On paper, Wu Qingyuan isn't the type of film that should appeal to me. Biopics aren't really my thing, Go isn't really my sport (if you can even call it that) and pre-WWII Japan isn't my favorite place and time in history. On the other hand, Zhuangzhuang built up plenty of credit with Xiao Cheng Zhi Chun and Lang Zai Ji and with Chen Chang leading the film I didn't have to think twice to give it a go. Watching the film a second time around, I'm still incredibly happy I made that jump all those years ago.
Go isn't the most exciting of games, but it is a perfect embodiment of some very typical Asian mental models and ideals. There's the obvious contrast between the simplicity of the rules and the complexity of the actual game (it is said that no two games of Go have ever been the same), then there is the tranquil, almost spiritual disposition of its players, almost in trance and sometimes stretching out a game over multiple days. It's a very pure game, played with honour and urging the players to test their strategic limits.
The film is named after the biggest Go player that ever lived, Wu Qingyuan (or Go Seigen if you prefer his Japanese name) who just passed away last month at the respectable age of 100. As a young kid he was named a prodigy by the local Go players, but Qingyuan was born in China and all the important Go competitions were held in Japan. Qingyuan persevered and travelled to Japan to master the game, but with World War II approaching his social position wasn't an easy one.
The film follows Qingyuan on his travels throughout Japan. About a quarter of the it is spent on actual Go-related matters, the rest zooms in on Qingyuan's love life, his struggles with faith, the way his frail physical condition saved him from going off to war and the friends he made as a Go player. There's quite some jumping around in time, but that's to be expected from a biopic. Those expecting a rare insight in Qingyuan's private life will be left disappointed though, as the film's subject remains quite vague and enigmatic throughout.
The visuals mimic the film's peaceful, zen-like core. The camera moves slowly, deliberately and meticulously through the sets, observing the world in a very rigid, stern yet respectful manner. But there's also a grim and gloomy side to the cinematography. Even though there are some brighter outdoor scenes, colors are often muted, hanging over the film like a dark veil. This is a reflection of Qingyuan's inner struggles as he tries to find a good balance between his passion (playing Go) and the personal issues he has to deal with.
The soundtrack is the perfect companion to the visuals. It's more outspoken compared to Xiao Cheng Zhi Chun (but then every soundtrack is), yet it remains a very introverted, subtle selection of tracks, surfacing only when it's able to add something substantial to a particular scene. The rest of the film is accompanied by slightly accentuated ambient noises, more in line with stilted Japanese dramas.
Chen Chang (Yi Dai Zhong Shi, Zui Hao De Shi Guang, Soom) is without a doubt one of the best Asian actors of the moment and it's always a joy to see him in a challenging role like this. Qingyuan isn't the most emotive character and even though Zhuangzhuang isn't out to unravel all his mysteries, the person you see on screen is someone who makes perfect sense. The supporting cast is commendable too, but this really is Chang's moment of glory.
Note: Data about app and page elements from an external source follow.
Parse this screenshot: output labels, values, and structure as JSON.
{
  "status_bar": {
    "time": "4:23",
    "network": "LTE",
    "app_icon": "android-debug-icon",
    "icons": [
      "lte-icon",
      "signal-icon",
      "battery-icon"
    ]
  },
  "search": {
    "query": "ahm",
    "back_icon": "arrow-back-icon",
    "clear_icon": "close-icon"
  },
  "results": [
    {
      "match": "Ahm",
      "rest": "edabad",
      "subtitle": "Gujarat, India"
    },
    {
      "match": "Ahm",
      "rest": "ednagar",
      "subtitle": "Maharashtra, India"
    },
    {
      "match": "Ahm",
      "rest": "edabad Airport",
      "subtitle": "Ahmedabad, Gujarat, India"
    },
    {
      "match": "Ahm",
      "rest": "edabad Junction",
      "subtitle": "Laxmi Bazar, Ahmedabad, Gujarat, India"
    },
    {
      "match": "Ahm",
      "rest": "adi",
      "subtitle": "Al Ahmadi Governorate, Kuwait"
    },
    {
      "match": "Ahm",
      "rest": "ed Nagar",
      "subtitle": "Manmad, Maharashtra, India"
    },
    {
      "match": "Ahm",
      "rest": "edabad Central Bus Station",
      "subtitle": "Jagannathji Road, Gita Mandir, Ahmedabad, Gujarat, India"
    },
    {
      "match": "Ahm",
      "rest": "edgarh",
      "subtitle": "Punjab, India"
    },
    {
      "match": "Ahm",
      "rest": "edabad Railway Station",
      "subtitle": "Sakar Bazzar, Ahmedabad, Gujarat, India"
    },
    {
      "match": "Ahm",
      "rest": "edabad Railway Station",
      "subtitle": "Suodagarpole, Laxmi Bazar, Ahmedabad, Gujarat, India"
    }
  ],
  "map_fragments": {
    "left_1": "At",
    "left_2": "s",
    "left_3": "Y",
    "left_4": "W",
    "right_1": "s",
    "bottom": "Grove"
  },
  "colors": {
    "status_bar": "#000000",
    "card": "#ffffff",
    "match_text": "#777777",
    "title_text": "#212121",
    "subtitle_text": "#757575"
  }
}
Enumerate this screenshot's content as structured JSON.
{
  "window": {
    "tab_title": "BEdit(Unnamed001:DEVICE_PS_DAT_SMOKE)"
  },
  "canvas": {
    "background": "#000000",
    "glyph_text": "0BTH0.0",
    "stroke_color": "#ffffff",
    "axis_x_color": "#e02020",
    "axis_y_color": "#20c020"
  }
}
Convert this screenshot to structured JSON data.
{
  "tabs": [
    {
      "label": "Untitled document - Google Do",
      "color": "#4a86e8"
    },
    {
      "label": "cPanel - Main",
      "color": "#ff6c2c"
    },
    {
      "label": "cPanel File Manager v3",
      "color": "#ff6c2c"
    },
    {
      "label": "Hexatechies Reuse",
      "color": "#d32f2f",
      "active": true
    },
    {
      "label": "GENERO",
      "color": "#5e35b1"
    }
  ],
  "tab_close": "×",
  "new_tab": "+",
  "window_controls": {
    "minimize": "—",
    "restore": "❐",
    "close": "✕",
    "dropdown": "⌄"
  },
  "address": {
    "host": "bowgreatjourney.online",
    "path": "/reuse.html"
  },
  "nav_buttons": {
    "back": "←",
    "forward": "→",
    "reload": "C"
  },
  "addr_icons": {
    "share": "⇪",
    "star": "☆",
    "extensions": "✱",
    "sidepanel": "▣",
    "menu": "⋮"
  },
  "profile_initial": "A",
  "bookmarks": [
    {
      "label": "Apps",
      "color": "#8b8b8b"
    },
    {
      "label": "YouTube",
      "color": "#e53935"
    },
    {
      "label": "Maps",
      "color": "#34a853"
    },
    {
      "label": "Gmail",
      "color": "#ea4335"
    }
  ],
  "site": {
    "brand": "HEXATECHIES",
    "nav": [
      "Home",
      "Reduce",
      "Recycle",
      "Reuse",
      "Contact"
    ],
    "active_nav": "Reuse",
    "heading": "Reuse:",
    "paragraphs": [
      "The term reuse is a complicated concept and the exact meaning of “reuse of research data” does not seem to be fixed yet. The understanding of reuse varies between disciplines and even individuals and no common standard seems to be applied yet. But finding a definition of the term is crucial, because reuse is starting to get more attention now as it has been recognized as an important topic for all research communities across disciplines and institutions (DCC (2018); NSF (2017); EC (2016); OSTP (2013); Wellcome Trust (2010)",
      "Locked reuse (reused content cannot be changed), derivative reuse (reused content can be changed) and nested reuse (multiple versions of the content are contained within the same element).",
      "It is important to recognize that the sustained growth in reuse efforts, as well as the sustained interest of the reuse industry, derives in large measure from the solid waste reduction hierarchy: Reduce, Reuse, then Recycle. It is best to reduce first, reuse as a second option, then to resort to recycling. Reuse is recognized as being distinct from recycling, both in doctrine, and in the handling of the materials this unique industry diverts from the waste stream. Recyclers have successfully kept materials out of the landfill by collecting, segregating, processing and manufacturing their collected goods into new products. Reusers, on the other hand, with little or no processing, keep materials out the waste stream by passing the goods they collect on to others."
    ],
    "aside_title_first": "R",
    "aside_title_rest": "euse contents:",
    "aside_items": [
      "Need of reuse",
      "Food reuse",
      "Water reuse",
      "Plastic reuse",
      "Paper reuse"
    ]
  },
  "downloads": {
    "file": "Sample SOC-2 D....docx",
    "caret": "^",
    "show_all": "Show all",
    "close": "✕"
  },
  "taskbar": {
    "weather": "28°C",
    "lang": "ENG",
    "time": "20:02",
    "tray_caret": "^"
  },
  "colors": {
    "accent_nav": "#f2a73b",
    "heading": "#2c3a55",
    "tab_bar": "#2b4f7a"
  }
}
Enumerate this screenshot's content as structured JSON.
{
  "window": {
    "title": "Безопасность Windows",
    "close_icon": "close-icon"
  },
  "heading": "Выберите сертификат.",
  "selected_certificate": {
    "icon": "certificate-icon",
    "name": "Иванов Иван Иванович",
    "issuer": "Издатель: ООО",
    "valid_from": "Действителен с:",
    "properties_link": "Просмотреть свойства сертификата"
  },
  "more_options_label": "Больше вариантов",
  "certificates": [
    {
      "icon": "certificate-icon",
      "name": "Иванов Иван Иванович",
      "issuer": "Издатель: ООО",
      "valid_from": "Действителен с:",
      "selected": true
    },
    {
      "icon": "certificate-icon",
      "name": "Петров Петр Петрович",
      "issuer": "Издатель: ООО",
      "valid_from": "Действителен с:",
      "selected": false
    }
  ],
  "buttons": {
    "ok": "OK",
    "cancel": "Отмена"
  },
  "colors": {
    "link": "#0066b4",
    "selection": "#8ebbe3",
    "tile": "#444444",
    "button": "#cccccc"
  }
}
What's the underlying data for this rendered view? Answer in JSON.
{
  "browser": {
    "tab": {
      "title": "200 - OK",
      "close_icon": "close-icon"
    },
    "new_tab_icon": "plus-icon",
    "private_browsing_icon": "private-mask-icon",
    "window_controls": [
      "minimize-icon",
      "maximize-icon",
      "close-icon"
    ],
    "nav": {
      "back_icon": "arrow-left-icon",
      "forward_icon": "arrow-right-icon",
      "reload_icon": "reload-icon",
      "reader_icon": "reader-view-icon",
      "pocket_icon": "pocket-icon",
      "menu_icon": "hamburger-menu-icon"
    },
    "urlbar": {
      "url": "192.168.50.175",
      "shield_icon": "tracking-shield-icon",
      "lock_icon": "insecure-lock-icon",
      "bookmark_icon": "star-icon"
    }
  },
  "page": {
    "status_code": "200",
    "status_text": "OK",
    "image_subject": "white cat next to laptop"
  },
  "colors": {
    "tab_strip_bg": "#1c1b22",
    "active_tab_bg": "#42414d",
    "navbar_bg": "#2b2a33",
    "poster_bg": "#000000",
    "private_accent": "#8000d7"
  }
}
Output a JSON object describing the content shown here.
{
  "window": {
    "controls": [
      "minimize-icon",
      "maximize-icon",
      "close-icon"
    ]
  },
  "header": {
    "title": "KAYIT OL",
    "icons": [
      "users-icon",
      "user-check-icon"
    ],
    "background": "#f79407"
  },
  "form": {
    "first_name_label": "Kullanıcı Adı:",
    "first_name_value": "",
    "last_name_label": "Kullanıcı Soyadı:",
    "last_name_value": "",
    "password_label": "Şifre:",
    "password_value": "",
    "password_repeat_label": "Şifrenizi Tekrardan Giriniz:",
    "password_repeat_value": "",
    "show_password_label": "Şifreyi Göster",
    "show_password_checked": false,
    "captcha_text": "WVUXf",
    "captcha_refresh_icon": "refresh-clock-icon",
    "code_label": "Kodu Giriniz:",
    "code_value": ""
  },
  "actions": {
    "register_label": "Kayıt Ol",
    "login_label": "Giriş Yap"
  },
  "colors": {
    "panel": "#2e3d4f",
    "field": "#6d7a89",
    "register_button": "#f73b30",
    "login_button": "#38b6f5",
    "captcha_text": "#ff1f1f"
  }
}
Wu Qingyuan differs from more traditional biopics in the sense that even though Zhuangzhuang allows you to get close to his main subject, the audience still has to do most of the work. Apart from some more direct quotes appearing onscreen, Zhuangzhuang prefers to show rather than tell. Qingyuan remains a somewhat opaque and mysterious character throughout, even though by the end of the film I felt a very clear and strong connection to the man. It's an approach that many other biopics could learn a thing or two from.
Go really isn't the most exciting of sports, but even the matches are filmed with enough integrity and mystery to make them appear tense and interesting. Zhuangzhuang Tian may not have made the most coherent biopic here, but when it comes to capturing a person as a whole he did a splendid job. Wu Qingyuan is a rather slow and moody film, but there's beauty pouring from its seams. With the real Qingyuan passing on just last month, it's a shame not more was heard from this film.